Mathematisches Institutskolloquium

Das Mathematische Institutskolloquium richtet sich an ein breites mathematisches Publikum (mit Bachelor Abschluss in Mathematik). Es soll die Diskussionen über die mathematischen Spezialisierungen der verschiedenen Arbeitsgruppen am Institut fördern. Außerdem sollen auch Studierende (Master-Studierende und fortgeschrittene Bachelor-Studierende) durch das Kolloquium die Gelegenheit erhalten sich über aktuelle Themen der Mathematik zu informieren.

Sommersemester 2021

  • Dr. Paolo Di Tella (University of Rostock)
    "On Martingale Representation Theorems"
    Abstract:  A central result in Stochastic Analysis is the martingale representation theorem of the Brownian motion. In this talk we are going to present classical result and extensions of the Brownian martingale representation theorem in more general contexts. We shall then present some applications to mathematical finance.
    14.07.2021, 15:15 Uhr, Online-Veranstaltung
  • Prof. Kim Knudsen (Technical University of Denmark)
    "Electromagnetic imaging – mathematical analysis and computations"
    In this talk we will look at inverse problems related to electromagnetic imaging. One example is Electrical Impedance Tomography (EIT), mathematically known as the Calderón problem, where the goal is to identify a body’s interior electrical conductivity distribution from measurements of voltages and currents on the surface of the body. This problem is severely ill-posed and requires heavy regularization techniques to be implemented before allowing for image reconstruction even with low resolution and contrast.
    Recently, novel hybrid imaging methods such as Acousto-Electric Tomography and Magnetic Resonance EIT have appeared. These approaches exploit different coupled physical phenomena and therefore hold promise for much more accurate and stable methods than EIT.
    From a mathematical analysis and computational perspective we consider the three different examples; we will formulate the relevant models, pose fundamental questions and give (partial) answers.
    16.06.2021, 15:15 Uhr, Online-Veranstaltung

Sommersemester 2020

  • Prof.
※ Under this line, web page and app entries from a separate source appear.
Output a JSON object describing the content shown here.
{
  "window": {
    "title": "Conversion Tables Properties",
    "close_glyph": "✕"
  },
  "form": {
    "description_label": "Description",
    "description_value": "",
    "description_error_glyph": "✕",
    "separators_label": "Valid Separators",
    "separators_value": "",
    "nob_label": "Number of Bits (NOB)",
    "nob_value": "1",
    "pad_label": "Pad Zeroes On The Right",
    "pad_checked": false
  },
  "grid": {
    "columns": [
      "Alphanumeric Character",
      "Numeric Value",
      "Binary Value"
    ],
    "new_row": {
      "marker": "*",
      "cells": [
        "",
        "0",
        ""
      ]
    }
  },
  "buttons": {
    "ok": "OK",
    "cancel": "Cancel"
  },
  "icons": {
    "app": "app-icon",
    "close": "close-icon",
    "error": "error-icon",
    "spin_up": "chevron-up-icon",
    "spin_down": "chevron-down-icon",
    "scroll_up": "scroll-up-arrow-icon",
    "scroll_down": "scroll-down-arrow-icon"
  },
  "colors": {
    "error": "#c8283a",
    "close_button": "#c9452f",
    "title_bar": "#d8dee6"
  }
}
Dr. Bernd Sturmfels (Direktor am Max-Planck-Institut für Mathematik in den Naturwissenschaften Leipzig; Professor University of California at Berkeley)
    "3264 Conics in a Second"
    Abstract: Enumerative algebraic geometry counts the solutions to certain geometric constraints. Numerical algebraic geometry determines these solutions for any given instance. This lecture illustrates how these two fields complement each other, especially in the light of emerging new applications. We start with a gem from19th century geometry, namely the 3264 conics that are tangent to five given conics in the plane. This topic was featured in the January 2020 issue of the Notices of the American Mathematical Society.  We conclude with an application in statistics, namely maximum likelihood estimation for linear Gaussian covariance models.
    17.06.2020, 15:00 Uhr, Online-Veranstaltung
  • Prof. Dr. Bernold Fiedler (FU Berlin)
    "Good to be late, precisely"
    13.05.2020, 15:15 - 16:15 Uhr, Online-Veranstaltung
  • Prof. Dr. Armin Iske (Universität Hamburg)
    "Kernel-based approximation methods for data analysis and machine learning"
    15.04.2020, 15:00 - 16:00 Uhr, Online-Veranstaltung
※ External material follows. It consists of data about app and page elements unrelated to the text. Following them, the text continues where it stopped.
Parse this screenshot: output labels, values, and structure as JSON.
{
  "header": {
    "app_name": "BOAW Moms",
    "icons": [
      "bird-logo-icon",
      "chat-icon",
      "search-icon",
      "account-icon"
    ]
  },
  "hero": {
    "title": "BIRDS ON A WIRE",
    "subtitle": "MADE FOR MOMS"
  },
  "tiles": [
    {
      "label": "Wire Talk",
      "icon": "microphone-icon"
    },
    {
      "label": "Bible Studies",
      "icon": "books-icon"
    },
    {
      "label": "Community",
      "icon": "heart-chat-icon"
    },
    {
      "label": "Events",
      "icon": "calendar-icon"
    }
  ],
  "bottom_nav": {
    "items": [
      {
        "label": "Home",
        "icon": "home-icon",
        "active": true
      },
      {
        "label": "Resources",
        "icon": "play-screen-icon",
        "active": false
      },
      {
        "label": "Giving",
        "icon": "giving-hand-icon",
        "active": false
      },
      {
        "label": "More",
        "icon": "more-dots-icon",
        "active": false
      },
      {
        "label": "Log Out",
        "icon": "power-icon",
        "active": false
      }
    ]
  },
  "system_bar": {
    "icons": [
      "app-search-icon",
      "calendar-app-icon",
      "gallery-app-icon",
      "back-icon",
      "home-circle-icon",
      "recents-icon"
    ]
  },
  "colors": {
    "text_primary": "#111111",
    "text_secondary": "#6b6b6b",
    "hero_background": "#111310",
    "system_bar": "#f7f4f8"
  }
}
Wintersemester 2019/2020

  • Prof. Dr. Reinhard Racke (Universität Konstanz)
    "Exponentielle Stabilität für thermoelastische Systeme — die Multiplikatormethode"
    Abstract: Anhand der Wärmeleitungsgleichung bzw. der gedämpften Wellengleichung  wird die Energie- bzw. Multiplikatormethode bei Evolutionsgleichungen vorgestellt, ebenso ein Zusammenhang zur Fourierreihenentwicklung bzw. zur Fouriertransformation, letzteres am Beispiel thermoelastischer Platten. Numerische Resultate unterstreichen die analytisch erhaltenen Abschätzungen.
    13.11.2019, 15:15 Uhr, HS 326/327 (Ulmenstr. 69, Haus 3)
  • Prof. Dr. Markus Reiß (HU Berlin)
    "Statistics for stochastic PDEs"
    Abstract: For a broader audience we shall introduce to basic stochastic ordinary and partial differential equations (SODEs/SPDEs) and consider statistical estimation of the coefficients in these equations. We shall encounter a fundamental difference for drift estimation  for SODEs/SPDEs. Then we consider the specific problem of estimating the space-dependent diffusivity of a stochastic heat equation from time-continuous observations with space resolution h. This will be achieved by a localised Maximum-Likelihood approach. The rather counterintuitive convergence result and its efficiency as h -> 0 will be discussed in detail. (joint work with Randolf Altmeyer, Berlin)
    16.10.2019, 15:15 Uhr, HS 326/327  (Ulmenstraße 69, Haus 3)